All parties should be fully prepared to argue any discovery motion on the date that it is presented. The Court most often will rule on discovery motions after hearing argument at the motion call and without further briefing (though sometimes it is plain that briefing is needed). If after hearing argument, the Court believes that the motion requires briefing, the Court normally will set an expedited briefing schedule so that the matter can be resolved promptly.
Parties must immediately notify the Court if they are withdrawing (or narrowing) any previously filed discovery motions.
Remember that there is generally no particular sequence in which discovery must occur, and that one party’s failure or inability to respond to discovery will not excuse any other party’s prompt compliance. Remember too that the pendency of a motion, such as a motion to dismiss, does not necessarily operate as a stay of discovery, although very often one or both parties might be justified in asking for a stay.
Judge Chang sets realistic discovery deadlines at the initial status hearing, based on a close review of the pleadings and the initial status report. The parties must issue discovery and respond to discovery as needed to meet the discovery deadlines, which means planning ahead so that there is no last-minute scramble as the deadline approaches.
Judge Chang generally does not set a case for trial until it is really ready for trial (that is, all discovery is done, dispositive motions denied, and settlement efforts exhausted). That means that the parties get a real trial date, not a placeholder, which allows the parties and witnesses to better plan and allows the Court’s trial calendar to be a real one, with no double-booking, very rare continuances, and very rare last-minute settlements. The important consequence is that Judge Chang’s trial calendar is rarely occupied very far into the future, because the trial calendar contains only real trial dates, so the parties can get a faster, real trial date when the case is ready to go. It also means, however, that the parties should be alert that the “there is no trial date” excuse to extend discovery is not persuasive to Judge Chang.
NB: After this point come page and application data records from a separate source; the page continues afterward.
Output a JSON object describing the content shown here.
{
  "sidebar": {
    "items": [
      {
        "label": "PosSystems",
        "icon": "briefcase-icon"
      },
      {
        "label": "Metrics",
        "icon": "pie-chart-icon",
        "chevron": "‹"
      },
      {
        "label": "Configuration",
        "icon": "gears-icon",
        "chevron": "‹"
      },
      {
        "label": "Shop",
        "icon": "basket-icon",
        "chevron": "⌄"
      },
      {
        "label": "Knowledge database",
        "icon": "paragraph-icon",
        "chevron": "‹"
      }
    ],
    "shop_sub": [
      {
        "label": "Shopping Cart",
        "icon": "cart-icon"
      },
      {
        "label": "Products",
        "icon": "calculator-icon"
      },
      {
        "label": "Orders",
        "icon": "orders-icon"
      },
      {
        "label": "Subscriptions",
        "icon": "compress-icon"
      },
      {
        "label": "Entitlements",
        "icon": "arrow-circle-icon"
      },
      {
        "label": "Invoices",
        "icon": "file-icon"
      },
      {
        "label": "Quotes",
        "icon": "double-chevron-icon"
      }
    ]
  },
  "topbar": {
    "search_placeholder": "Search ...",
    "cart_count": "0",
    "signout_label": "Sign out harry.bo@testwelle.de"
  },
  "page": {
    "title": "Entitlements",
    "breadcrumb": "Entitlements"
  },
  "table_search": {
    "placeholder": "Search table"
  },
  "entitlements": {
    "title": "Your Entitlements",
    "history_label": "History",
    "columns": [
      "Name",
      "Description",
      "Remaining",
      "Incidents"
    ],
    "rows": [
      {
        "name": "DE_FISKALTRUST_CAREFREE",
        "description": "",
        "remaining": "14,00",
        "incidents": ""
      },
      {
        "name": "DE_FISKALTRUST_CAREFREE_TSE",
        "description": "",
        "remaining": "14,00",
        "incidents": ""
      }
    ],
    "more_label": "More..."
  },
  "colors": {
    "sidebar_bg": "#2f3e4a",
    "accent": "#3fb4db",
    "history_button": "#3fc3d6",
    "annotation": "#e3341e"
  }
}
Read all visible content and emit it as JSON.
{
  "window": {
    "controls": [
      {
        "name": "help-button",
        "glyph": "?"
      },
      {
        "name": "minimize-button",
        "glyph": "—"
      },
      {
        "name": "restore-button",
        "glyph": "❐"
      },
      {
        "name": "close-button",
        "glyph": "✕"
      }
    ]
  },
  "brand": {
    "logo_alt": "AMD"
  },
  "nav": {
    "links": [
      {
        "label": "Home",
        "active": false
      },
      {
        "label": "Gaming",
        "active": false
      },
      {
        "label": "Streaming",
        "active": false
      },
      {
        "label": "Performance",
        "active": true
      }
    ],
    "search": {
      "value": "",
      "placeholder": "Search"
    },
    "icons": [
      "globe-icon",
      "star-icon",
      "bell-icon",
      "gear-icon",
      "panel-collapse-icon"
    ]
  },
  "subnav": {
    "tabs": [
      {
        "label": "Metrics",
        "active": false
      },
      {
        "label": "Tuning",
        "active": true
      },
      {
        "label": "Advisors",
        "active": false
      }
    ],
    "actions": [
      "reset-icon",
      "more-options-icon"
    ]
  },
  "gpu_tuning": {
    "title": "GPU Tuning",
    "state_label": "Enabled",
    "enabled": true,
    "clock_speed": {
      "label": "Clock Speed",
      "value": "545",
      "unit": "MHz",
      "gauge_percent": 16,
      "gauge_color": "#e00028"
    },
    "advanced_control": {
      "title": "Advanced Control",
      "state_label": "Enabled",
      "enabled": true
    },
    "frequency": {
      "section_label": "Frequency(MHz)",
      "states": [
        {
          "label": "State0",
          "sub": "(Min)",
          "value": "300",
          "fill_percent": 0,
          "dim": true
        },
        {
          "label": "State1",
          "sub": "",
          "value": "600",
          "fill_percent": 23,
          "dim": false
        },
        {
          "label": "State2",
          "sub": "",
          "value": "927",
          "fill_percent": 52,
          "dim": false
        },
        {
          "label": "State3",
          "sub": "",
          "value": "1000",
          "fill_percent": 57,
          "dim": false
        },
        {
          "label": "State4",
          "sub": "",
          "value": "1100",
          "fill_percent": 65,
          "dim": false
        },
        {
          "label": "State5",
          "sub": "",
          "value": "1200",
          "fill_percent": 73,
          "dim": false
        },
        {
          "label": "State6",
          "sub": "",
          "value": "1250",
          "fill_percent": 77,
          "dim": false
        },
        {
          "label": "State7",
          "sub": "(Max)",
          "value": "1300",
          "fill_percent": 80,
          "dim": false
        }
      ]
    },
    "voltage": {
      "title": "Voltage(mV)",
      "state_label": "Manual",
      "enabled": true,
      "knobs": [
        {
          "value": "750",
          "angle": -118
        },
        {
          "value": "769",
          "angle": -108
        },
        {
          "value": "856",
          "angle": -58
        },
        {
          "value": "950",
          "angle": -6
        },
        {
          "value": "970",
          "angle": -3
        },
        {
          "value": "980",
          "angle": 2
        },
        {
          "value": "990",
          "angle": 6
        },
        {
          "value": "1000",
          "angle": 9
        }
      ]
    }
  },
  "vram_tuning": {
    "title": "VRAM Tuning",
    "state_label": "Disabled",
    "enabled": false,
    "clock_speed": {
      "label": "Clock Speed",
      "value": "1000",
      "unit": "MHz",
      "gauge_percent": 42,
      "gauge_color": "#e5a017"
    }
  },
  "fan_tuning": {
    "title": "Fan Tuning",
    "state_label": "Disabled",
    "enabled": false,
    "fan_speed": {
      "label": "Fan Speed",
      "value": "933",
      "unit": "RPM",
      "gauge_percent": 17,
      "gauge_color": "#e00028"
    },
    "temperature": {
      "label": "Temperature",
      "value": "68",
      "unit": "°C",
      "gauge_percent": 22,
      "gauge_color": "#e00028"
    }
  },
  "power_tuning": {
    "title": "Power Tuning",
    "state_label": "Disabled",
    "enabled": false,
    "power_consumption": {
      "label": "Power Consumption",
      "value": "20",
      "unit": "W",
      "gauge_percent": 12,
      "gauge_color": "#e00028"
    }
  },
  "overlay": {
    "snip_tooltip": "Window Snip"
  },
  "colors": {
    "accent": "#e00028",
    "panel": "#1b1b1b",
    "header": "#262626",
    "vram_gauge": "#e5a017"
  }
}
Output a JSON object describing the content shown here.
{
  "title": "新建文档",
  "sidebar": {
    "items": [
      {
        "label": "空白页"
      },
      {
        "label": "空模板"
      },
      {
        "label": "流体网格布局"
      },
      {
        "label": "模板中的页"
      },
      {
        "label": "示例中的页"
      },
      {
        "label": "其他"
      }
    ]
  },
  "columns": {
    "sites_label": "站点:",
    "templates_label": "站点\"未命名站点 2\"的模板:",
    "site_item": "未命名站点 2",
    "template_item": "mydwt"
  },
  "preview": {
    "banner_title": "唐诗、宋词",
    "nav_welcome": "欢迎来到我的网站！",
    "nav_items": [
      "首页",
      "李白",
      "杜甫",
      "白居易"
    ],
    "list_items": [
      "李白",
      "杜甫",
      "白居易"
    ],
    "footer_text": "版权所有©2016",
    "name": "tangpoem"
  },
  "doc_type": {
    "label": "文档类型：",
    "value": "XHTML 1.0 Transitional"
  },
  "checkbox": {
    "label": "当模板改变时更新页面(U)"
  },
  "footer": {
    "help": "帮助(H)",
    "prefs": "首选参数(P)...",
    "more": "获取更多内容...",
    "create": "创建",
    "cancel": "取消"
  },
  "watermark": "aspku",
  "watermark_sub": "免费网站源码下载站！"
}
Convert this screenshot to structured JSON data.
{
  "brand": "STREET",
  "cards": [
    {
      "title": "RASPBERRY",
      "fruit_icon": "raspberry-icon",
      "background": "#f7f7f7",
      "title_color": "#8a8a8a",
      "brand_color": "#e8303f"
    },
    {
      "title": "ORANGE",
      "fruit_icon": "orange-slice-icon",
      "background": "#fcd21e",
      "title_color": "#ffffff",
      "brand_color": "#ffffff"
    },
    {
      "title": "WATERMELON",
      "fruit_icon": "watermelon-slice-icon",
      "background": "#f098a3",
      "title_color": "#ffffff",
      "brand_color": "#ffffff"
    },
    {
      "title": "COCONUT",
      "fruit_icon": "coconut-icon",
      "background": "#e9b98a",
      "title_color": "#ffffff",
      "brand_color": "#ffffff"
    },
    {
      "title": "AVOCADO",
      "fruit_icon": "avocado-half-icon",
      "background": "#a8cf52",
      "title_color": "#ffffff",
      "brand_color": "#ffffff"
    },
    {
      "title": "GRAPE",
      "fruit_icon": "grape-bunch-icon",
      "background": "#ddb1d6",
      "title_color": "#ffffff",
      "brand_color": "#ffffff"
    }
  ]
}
Limit on the Number of Requests to Admit
The Court sets a limit of 25 requests to admit, under Federal Rule of Civil Procedure 36, per side. Per “side” means parties represented by the same counsel.